As an audiology doctoral student, I’ve had the opportunity to work in diverse practice sites all over the country in Texas, Florida, and Georgia. I currently finished a summer internship at a VA clinic in Georgia. My experience at the VA is one of my most memorable thus far. This internship allowed me to work along side six well-rounded and experienced audiologists. Here, I was able to acquire knowledge in all the areas of audiology, especially those I wasn’t as familiar with such as; VNGs, ABRs, cochlear implants, BAHAs, tinnitus management and telehealth. Not all clinic sites can provide well-rounded, hands on experience for all those areas of practice. This is why I cherish my experience at the V.A. this past summer.

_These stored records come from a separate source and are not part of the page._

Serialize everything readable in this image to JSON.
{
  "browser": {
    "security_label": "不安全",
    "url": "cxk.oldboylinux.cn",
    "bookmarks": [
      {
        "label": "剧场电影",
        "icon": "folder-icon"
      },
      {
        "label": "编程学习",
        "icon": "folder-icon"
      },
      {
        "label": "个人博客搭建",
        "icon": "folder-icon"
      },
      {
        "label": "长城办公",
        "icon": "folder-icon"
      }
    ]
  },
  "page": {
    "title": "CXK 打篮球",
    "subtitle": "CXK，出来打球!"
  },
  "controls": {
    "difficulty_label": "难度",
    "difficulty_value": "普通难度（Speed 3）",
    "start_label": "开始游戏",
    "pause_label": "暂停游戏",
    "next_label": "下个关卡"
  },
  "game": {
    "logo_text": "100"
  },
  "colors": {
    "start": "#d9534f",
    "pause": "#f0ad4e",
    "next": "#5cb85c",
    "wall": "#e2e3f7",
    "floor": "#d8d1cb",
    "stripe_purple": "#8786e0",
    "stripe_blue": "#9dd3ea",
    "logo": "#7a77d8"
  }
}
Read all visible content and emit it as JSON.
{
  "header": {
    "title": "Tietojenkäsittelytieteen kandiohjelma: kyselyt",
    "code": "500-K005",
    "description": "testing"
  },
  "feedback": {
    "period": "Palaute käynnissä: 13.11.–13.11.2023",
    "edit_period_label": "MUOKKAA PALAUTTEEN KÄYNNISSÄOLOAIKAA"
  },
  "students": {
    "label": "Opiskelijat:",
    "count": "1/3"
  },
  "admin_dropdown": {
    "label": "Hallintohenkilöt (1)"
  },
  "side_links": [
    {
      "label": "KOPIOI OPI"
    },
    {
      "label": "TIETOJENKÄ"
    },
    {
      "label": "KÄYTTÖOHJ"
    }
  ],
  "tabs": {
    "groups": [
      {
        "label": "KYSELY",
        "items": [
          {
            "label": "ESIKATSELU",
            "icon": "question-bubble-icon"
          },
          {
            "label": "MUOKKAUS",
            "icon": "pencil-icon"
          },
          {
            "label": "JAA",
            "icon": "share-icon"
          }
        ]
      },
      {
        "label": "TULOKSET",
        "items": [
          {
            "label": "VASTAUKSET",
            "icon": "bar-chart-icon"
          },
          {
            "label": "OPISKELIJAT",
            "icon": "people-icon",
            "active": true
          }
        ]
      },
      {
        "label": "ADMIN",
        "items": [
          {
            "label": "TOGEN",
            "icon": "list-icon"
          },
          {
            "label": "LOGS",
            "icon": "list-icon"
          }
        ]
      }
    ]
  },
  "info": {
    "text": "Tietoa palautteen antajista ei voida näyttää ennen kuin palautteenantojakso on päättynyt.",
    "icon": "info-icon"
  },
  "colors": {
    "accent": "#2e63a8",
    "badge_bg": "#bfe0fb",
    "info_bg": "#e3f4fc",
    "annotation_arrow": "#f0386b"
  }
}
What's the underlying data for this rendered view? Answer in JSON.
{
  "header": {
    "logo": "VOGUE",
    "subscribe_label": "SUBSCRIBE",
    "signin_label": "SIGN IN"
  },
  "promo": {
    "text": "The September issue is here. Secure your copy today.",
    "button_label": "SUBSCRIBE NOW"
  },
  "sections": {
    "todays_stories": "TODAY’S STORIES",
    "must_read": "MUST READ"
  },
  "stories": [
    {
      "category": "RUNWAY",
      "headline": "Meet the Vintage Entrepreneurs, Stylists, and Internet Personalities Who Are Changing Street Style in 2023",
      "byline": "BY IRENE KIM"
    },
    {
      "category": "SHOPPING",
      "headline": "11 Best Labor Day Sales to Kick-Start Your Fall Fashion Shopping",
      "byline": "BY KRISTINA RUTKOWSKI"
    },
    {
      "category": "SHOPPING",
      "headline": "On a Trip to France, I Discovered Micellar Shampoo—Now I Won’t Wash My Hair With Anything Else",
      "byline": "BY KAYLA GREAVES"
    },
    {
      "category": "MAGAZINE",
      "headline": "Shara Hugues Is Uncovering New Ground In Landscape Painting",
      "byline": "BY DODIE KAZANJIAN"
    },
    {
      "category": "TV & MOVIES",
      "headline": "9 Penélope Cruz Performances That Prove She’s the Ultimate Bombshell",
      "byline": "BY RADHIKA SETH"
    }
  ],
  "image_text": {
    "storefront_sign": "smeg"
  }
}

I had the chance to perform my first VNG and ABR during my summer internship. I was able to get comfortable administering the tests and interpreting the results with the guidance and expertise of the vestibular audiologist. It was truly amazing to sit in and ask questions to the cochlear implant and BAHA patients. I appreciated that the patients were willing to share their journey of their use of hearing aids throughout the years and their transition to a cochlear implant or BAHA. It was satisfying and heartwarming to witness the benefit that patients with such profound hearing losses can receive via cochlear implants and BAHAs. I admire the dedication these patients have in continuing to fight to be able to hear their loved ones and the sweet sound of music. These patients make a true commitment to improving their hearing abilities and communication.

I was able to sit in on the tinnitus management group that is conducted once a month. It was amazing to see how rewarding the group was for the patients because it was informative for them and helped them develop coping strategies to manage their tinnitus. Most importantly it allowed them to be able to talk to others who were going through the same situation and not feel alone.

This summer, I was also able to see patients via telehealth. I administered fittings and follow-ups to veterans in the surrounding cities. Telehealth is huge convenience for patients and audiologists because it really allows us to broaden our reach to the veterans while saving them a long trip to a clinic. Telehealth was definitely different because it entailed having to describe every step to the nurse practitioner but it worked out really well. I’m very thankful for this experience because it brought everything together for me, especially with the knowledge I acquired in class. It also allowed me to tap into the learnings I gained from other clinic sites. This internship enhanced my confidence and assisted me in refining my fundamental skills with testing, fitting, counseling, as well as providing me with all the skills I wasn’t familiar with. It truly was a privilege to work alongside a diverse and highly distinguished group of audiologists and provide services to those have served our country.